=== Section Start ===

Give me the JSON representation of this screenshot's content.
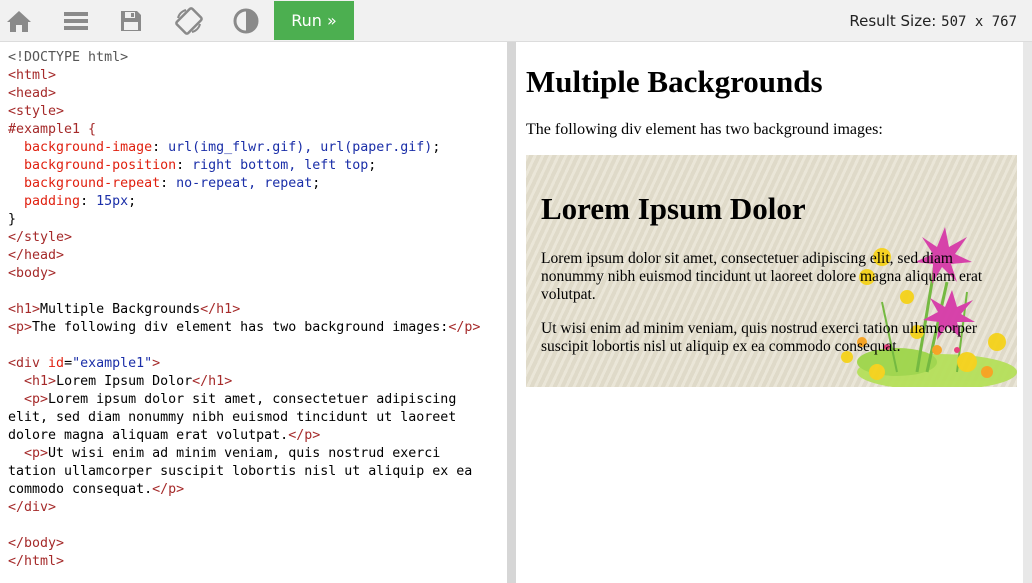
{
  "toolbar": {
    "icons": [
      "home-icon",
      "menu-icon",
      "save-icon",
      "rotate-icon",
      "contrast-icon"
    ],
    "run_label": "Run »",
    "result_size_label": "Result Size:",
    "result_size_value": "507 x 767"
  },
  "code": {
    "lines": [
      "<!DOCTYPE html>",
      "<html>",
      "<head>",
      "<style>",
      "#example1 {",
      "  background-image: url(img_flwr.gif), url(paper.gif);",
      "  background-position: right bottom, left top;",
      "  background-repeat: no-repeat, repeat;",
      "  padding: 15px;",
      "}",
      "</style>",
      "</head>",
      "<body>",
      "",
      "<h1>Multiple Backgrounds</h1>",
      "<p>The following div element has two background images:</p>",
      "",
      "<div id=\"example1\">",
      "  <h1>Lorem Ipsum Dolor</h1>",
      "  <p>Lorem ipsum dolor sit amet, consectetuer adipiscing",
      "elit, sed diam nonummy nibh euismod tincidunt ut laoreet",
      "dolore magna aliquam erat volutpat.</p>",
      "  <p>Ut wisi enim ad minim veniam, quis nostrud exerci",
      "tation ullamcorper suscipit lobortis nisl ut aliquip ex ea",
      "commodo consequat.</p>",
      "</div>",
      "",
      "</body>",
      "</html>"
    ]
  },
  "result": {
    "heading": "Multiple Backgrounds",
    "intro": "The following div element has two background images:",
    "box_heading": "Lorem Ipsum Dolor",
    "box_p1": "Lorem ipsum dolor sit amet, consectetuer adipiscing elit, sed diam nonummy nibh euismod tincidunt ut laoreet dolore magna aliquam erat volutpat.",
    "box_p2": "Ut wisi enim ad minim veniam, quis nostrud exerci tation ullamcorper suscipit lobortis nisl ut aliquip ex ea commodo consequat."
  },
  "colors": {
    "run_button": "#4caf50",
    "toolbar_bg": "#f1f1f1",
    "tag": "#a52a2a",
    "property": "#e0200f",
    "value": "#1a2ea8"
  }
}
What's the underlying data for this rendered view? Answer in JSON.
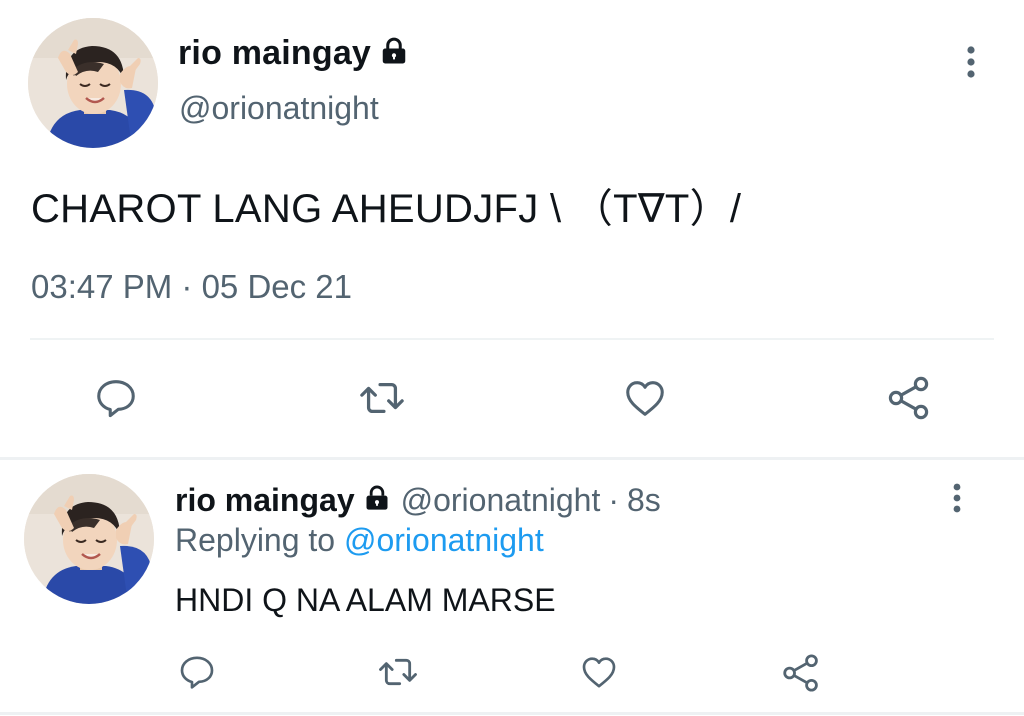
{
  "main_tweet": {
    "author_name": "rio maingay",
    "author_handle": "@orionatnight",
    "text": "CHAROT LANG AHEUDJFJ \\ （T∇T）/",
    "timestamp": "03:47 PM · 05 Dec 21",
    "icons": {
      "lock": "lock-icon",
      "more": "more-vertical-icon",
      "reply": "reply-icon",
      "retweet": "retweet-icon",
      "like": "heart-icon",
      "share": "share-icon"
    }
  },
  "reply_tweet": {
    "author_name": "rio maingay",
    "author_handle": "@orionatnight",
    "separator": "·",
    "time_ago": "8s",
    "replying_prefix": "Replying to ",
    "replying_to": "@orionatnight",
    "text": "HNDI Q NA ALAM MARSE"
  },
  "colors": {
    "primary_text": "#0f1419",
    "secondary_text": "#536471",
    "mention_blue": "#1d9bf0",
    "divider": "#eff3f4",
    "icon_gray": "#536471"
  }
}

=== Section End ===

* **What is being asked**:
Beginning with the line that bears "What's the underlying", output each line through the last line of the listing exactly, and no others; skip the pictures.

* **Written solution**:
What's the underlying data for this rendered view? Answer in JSON.
{
  "main_tweet": {
    "author_name": "rio maingay",
    "author_handle": "@orionatnight",
    "text": "CHAROT LANG AHEUDJFJ \\ （T∇T）/",
    "timestamp": "03:47 PM · 05 Dec 21",
    "icons": {
      "lock": "lock-icon",
      "more": "more-vertical-icon",
      "reply": "reply-icon",
      "retweet": "retweet-icon",
      "like": "heart-icon",
      "share": "share-icon"
    }
  },
  "reply_tweet": {
    "author_name": "rio maingay",
    "author_handle": "@orionatnight",
    "separator": "·",
    "time_ago": "8s",
    "replying_prefix": "Replying to ",
    "replying_to": "@orionatnight",
    "text": "HNDI Q NA ALAM MARSE"
  },
  "colors": {
    "primary_text": "#0f1419",
    "secondary_text": "#536471",
    "mention_blue": "#1d9bf0",
    "divider": "#eff3f4",
    "icon_gray": "#536471"
  }
}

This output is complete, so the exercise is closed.